Provided data:
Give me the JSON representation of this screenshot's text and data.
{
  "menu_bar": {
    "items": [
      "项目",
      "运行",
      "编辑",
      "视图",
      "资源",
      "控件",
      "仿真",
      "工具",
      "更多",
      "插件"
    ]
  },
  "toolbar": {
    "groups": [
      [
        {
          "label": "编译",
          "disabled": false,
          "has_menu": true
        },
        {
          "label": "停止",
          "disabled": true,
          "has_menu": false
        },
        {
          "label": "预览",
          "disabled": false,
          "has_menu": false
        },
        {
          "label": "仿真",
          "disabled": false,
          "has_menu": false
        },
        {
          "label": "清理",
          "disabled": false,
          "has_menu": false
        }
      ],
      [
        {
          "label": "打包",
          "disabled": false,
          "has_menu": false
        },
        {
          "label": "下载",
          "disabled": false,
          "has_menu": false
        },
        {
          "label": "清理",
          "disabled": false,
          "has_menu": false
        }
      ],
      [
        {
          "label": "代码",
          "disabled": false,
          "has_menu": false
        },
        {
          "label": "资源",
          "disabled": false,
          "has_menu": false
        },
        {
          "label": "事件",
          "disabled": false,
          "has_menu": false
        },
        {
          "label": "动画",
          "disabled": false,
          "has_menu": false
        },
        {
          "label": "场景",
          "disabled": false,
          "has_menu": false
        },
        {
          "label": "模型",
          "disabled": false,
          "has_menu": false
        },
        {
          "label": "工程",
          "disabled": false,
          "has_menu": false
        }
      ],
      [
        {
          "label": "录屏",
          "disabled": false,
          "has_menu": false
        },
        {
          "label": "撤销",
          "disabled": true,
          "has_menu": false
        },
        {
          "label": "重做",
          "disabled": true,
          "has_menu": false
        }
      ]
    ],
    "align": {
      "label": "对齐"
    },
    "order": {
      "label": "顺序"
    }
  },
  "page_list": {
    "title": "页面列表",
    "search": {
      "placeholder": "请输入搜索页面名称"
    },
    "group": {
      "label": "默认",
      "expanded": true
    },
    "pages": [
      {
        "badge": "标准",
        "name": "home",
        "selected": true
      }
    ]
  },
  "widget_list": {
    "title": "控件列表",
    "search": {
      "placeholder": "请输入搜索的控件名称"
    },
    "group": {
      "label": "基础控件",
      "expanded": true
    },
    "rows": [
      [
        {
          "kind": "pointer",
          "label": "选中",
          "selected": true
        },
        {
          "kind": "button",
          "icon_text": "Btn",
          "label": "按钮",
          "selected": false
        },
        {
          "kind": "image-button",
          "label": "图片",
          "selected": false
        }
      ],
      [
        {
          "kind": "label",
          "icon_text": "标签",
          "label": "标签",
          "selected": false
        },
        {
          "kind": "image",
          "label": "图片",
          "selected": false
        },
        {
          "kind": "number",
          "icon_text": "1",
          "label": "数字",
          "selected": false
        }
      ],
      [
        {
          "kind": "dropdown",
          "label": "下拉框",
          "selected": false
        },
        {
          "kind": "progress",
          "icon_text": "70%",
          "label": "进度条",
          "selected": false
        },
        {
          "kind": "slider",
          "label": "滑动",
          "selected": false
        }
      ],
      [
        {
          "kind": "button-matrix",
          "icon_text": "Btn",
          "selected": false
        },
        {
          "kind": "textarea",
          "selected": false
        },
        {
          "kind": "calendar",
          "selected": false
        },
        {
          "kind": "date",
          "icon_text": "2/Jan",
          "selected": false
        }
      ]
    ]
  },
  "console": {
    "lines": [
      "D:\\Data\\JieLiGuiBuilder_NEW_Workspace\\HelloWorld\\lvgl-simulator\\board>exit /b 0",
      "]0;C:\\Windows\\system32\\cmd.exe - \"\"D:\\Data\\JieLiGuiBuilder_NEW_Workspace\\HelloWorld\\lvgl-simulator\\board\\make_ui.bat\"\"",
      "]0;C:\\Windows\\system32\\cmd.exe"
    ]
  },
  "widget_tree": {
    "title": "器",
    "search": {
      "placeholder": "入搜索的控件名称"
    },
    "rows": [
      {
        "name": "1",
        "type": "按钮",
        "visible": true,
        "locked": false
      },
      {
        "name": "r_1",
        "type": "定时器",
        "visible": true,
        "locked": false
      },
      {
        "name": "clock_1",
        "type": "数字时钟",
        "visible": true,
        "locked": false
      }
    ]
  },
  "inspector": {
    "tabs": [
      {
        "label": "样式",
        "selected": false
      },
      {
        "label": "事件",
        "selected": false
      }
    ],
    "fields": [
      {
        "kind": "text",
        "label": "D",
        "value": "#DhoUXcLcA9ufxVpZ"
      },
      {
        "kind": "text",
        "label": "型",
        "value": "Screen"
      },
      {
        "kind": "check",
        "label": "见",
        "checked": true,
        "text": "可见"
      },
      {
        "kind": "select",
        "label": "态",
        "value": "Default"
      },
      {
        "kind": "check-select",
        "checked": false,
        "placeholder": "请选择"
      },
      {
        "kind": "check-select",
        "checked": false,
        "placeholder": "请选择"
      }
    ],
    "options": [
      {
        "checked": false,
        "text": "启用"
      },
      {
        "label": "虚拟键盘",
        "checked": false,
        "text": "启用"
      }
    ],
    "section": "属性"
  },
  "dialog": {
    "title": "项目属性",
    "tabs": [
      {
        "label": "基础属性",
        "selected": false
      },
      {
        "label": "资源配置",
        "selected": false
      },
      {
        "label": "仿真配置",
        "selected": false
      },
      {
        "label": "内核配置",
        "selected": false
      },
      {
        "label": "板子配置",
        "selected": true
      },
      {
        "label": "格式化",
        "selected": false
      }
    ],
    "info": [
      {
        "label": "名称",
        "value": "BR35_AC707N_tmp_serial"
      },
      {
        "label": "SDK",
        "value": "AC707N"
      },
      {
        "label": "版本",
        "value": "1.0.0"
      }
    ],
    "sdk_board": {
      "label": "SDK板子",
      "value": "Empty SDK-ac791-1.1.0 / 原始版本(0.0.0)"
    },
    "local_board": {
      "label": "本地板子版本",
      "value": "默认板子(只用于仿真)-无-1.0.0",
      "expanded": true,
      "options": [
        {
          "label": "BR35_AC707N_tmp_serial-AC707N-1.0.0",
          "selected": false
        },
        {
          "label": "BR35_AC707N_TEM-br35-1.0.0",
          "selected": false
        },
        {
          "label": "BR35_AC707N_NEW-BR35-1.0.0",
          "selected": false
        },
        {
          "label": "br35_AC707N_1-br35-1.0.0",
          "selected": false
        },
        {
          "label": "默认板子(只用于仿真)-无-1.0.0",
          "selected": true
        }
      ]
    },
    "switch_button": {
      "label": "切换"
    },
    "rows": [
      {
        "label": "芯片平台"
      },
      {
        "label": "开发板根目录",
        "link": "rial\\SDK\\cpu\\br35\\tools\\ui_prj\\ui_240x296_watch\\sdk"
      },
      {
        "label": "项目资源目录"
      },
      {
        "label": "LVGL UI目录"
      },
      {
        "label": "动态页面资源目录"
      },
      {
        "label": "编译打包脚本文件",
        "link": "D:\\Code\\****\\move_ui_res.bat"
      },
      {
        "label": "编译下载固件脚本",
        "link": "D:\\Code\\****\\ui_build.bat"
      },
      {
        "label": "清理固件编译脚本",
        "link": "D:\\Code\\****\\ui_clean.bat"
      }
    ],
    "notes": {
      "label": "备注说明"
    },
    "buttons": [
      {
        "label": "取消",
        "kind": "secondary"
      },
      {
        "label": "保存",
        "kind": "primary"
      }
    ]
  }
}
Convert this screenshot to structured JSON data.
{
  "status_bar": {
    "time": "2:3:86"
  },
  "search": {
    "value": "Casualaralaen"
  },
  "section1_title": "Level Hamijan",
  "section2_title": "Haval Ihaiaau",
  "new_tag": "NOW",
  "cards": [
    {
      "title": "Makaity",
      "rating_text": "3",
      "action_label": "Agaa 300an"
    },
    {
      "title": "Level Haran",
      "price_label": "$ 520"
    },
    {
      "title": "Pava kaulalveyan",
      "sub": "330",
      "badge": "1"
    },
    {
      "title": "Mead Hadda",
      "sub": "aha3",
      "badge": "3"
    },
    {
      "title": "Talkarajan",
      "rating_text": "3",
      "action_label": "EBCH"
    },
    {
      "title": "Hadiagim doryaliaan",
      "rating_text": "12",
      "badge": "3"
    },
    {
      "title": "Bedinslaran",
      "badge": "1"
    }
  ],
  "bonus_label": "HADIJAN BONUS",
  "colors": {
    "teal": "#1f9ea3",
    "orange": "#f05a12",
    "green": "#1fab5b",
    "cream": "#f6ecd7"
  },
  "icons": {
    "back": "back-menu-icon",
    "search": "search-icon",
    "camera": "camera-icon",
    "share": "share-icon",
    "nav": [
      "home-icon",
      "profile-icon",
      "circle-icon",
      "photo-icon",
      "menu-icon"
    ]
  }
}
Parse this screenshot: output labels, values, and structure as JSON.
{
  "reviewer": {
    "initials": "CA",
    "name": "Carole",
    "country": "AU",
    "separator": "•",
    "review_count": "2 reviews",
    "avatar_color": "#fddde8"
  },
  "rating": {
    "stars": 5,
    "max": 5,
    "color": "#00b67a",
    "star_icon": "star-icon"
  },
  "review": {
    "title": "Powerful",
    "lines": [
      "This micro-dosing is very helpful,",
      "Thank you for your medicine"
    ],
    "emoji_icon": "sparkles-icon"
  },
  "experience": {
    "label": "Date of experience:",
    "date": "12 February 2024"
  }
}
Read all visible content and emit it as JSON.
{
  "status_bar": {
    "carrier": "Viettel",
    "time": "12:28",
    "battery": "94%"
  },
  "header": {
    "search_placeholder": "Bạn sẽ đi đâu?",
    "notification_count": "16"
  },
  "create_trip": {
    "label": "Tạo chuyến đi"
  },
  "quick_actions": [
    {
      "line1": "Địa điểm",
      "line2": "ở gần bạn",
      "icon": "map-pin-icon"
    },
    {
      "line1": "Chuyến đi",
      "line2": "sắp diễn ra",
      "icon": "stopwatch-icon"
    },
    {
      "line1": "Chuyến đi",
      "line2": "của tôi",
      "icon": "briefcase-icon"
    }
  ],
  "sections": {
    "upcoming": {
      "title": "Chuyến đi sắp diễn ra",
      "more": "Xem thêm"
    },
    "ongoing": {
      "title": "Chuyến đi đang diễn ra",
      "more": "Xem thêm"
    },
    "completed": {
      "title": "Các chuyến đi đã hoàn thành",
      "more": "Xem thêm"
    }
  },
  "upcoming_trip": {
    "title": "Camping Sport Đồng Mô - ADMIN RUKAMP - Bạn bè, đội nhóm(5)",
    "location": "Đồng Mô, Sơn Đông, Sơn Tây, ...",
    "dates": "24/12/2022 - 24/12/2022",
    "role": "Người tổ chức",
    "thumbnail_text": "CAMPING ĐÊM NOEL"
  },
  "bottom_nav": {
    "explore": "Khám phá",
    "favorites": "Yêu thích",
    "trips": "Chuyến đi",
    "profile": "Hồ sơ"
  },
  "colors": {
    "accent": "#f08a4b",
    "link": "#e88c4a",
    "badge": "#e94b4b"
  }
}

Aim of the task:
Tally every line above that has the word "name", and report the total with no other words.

Solution to this exercise:
5